The principal judicial courts of Québec are the Court of Quebec, the Superior Court and the Court of Appeal. The appointment judges of the Court of Quebec is a function of the provincial Crown on advice of the premier and Executive Council, while the federal Cabinet determines the composition of the other two.

Graphical representationEdit

Quebec's system of government flowchart

See alsoEdit

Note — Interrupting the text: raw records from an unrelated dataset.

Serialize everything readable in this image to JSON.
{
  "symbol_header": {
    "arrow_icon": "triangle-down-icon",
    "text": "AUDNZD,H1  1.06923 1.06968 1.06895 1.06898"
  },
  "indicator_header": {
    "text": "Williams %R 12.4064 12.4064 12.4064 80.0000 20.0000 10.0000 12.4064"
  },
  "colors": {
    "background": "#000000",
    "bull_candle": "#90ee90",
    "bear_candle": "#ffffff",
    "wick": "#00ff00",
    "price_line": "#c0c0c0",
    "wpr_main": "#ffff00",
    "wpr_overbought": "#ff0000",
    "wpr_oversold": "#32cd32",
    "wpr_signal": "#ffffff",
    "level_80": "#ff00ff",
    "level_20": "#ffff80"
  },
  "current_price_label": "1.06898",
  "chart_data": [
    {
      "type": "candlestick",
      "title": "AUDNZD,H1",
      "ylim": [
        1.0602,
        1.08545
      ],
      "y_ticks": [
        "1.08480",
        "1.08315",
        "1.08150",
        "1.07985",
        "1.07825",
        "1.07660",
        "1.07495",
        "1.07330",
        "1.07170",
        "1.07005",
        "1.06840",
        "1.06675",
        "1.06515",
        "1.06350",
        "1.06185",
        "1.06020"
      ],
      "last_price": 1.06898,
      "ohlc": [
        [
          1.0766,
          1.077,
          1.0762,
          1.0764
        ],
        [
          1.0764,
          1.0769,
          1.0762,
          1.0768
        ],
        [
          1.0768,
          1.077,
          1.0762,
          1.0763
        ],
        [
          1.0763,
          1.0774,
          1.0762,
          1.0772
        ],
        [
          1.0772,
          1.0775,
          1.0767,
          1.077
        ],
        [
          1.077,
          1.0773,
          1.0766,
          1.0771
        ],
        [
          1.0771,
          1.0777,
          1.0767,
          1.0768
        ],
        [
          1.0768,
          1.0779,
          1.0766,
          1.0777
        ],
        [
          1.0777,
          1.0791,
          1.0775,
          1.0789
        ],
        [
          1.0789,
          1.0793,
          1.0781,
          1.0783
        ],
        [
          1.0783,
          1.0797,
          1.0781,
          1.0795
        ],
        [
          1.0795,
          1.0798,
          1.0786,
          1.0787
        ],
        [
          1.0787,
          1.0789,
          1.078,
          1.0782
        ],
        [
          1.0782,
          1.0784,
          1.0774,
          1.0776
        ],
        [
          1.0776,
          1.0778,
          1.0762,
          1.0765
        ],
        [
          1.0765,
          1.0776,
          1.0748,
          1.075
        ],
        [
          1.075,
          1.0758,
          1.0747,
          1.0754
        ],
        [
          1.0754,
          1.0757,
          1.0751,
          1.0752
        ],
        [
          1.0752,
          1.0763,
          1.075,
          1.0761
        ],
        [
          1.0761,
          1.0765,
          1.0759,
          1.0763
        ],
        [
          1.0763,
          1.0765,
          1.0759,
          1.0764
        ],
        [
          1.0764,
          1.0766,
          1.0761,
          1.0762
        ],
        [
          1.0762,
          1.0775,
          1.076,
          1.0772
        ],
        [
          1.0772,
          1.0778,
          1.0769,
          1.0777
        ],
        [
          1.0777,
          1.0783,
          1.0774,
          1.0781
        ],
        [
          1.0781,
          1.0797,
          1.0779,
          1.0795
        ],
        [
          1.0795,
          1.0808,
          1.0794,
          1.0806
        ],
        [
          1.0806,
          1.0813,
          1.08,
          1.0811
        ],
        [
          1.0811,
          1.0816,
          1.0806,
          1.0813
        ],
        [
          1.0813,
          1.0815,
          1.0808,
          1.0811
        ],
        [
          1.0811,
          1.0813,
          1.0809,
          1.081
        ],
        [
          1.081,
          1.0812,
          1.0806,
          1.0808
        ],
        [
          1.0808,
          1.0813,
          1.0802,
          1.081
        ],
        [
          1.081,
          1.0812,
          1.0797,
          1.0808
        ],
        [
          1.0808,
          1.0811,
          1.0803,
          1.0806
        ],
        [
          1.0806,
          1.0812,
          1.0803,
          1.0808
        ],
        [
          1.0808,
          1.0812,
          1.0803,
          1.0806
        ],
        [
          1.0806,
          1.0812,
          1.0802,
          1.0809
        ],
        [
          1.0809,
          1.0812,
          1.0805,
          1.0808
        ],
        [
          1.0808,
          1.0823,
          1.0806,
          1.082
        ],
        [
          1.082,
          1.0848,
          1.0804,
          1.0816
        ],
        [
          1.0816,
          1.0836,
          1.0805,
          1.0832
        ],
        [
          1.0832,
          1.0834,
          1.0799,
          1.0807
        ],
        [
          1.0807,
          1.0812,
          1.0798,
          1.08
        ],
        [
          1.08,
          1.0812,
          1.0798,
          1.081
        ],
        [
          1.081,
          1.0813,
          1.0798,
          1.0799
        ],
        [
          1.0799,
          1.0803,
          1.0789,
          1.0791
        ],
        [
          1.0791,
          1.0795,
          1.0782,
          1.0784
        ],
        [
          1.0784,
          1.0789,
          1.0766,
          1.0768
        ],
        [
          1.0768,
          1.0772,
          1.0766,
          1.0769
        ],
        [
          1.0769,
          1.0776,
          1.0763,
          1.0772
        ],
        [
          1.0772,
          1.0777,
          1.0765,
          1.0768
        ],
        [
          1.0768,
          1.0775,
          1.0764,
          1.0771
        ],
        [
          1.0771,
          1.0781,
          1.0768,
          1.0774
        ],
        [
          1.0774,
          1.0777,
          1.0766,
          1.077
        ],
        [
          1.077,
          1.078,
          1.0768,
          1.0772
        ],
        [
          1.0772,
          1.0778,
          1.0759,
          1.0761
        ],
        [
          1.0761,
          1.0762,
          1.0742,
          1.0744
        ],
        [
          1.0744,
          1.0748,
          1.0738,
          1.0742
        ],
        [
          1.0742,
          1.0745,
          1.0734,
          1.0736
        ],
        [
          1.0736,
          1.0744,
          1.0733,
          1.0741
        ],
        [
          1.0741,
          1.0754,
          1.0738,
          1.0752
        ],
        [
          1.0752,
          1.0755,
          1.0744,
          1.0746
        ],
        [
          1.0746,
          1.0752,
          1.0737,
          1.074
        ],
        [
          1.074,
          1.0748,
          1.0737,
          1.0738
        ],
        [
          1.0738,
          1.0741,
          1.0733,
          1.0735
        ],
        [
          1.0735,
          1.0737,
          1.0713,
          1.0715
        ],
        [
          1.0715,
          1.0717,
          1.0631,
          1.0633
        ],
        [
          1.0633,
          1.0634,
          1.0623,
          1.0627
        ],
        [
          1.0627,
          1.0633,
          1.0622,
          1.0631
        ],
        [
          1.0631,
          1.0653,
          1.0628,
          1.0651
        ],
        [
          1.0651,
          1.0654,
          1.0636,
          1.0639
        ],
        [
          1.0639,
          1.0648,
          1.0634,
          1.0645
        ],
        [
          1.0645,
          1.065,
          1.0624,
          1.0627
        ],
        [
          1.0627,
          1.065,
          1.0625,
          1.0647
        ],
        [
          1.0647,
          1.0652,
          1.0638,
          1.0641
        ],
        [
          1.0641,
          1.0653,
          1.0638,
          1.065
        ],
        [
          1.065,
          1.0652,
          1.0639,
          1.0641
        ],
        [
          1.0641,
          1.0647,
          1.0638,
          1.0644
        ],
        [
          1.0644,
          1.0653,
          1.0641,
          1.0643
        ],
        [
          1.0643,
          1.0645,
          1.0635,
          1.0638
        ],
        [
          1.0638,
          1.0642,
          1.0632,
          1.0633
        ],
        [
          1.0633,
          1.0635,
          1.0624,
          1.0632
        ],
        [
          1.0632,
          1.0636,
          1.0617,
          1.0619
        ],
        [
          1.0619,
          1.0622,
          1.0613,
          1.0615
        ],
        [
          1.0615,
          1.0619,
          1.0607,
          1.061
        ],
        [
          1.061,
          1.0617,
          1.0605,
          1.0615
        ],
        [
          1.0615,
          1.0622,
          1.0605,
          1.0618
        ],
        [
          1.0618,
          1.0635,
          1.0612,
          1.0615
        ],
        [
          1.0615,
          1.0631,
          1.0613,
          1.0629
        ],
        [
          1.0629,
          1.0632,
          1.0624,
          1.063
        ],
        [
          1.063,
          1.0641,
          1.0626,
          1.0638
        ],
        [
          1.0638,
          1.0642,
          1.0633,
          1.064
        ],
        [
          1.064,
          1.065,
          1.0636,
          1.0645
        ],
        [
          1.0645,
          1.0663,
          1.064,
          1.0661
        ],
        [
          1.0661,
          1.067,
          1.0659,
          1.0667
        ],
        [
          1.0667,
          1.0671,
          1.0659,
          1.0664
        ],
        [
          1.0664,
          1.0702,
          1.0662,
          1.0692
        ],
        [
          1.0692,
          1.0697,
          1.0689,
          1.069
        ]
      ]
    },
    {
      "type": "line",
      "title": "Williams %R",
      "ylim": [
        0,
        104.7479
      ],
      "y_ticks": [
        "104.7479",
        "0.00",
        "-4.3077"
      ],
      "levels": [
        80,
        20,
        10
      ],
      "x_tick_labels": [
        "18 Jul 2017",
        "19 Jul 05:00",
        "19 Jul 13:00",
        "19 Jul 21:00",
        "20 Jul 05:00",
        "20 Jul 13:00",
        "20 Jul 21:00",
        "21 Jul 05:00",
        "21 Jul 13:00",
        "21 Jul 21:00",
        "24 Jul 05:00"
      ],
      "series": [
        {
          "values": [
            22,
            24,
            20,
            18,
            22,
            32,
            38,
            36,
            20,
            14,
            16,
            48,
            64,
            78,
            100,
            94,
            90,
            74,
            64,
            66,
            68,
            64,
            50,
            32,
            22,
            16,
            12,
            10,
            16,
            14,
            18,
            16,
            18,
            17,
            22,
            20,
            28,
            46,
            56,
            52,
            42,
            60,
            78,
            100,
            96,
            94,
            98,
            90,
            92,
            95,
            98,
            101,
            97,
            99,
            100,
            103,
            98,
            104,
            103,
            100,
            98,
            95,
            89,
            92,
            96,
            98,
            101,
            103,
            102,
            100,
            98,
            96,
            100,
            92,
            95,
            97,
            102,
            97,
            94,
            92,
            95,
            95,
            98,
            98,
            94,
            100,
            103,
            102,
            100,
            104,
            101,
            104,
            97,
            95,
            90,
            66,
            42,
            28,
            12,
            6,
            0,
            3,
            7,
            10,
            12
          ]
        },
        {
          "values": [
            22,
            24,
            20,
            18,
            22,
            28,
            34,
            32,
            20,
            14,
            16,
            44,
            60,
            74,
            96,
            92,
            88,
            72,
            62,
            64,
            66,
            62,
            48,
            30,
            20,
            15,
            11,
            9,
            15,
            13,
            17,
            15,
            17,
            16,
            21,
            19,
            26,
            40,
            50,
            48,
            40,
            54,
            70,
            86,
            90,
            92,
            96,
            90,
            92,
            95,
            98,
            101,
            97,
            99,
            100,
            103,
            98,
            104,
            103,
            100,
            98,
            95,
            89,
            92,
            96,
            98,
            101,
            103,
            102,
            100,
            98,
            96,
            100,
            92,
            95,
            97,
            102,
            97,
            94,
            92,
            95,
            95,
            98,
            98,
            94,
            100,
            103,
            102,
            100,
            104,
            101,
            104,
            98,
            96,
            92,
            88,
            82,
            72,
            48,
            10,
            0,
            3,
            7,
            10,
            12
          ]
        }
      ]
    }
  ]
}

  1. ^ MacLeod, Kevin S. 2008. A Crown of Maples (1st ed.). Ottawa: Queen's Printer for Canada. p. 18, ISBN 978-0-662-46012-1. Retrieved 21 June 2009.
  2. ^ Government of Canada, Department of Justice (1999-11-03). "Department of Justice - Final Report of the French Constitutional Drafting Committee". Retrieved 2021-03-29.
  3. ^ "Westminster Tradition". Retrieved 2021-03-29.
  4. ^ Claude Bouchard (16 February 2016). "Jugement No. 200-17-018455-139" (PDF) (in French). Cour supérieure du Québec. p. 16. Retrieved 17 February 2016 – via Le Devoir.
  5. ^ Romaniuk, Scott Nicholas; Wasylciw, Joshua K. (February 2015). "Canada's Evolving Crown: From a British Crown to a "Crown of Maples"". American, British and Canadian Studies Journal. 23 (1): 108–125. doi:10.1515/abcsj-2014-0030.
  6. ^ Department of Canadian Heritage (2015). "Crown of Maples: Constitutional Monarchy in Canada" (PDF). Her Majesty the Queen in Right of Canada. p. 3. Archived from the original (PDF) on 10 November 2012. Retrieved 16 February 2016.
  7. ^ "Queen and Canada". The Royal Household. Retrieved 16 February 2016.
  8. ^ "The Queen of Canada". Government of Canada. Archived from the original on 24 February 2016. Retrieved 16 February 2016.
  9. ^ [4][5][6][7][8]
  10. ^ Hicks, Bruce (2012). "The Westminster Approach to Prorogation, Dissolution and Fixed Date Elections" (PDF). Canadian Parliamentary Review. 35 (2): 20.
  11. ^ McLeod 2008, p. 36
  12. ^ Government of Canada (4 December 2015). "Why does the Governor General give the Speech?". Queen's Printer for Canada. Archived from the original on 26 April 2018. Retrieved 17 December 2015.
  13. ^ [10][11][12]
  14. ^ a b National Assembly of Quebec. "Parliament and Government". Éditeur officiel du Québec. Archived from the original on February 23, 2010.
  15. ^ Wiseman, Nelson (2009). "In Search of a Quebec Constitution" (PDF). Revue québécoise de droit constitutionnel. Quebec City: l'Association québécoise de droit constitutionnel. 2: 144. Retrieved 4 March 2011.
  16. ^ "Canada Wide > About Us > The Order of St. John > The Order of St. John in Canada". St. John Ambulance Canada. Retrieved 2 June 2009.
  17. ^ Office of the Lieutenant Governor of Quebec. "Awards Program > Lieutenant Governor of Québec Awards Program". Éditeur officiel du Québec. Archived from the original on 29 April 2010. Retrieved 6 July 2009.
  18. ^ Berezovsky, Eugene (2009). Staff of Canadian Monarchist News (ed.). $1.52 per Canadian: The Cost of Canada's Constitutional Monarchy (PDF) (4 ed.). Toronto: Monarchist League of Canada. p. 3. Archived from the original (PDF) on 7 July 2009. Retrieved 15 May 2009.
  19. ^ "Lieutenant Governor". Retrieved 2021-03-29.
  20. ^ Brooks 2007, p. 235
  21. ^ "Parliament A to Z". Bicameral System. National Assembly of Quebec. Archived from the original on May 30, 2011. Retrieved June 29, 2011.
  22. ^ Schmitz, Gerald (December 1988), The Opposition in a Parliamentary System, Ottawa: Queen's Printer for Canada, archived from the original on 25 April 2009, retrieved 21 May 2009

External linksEdit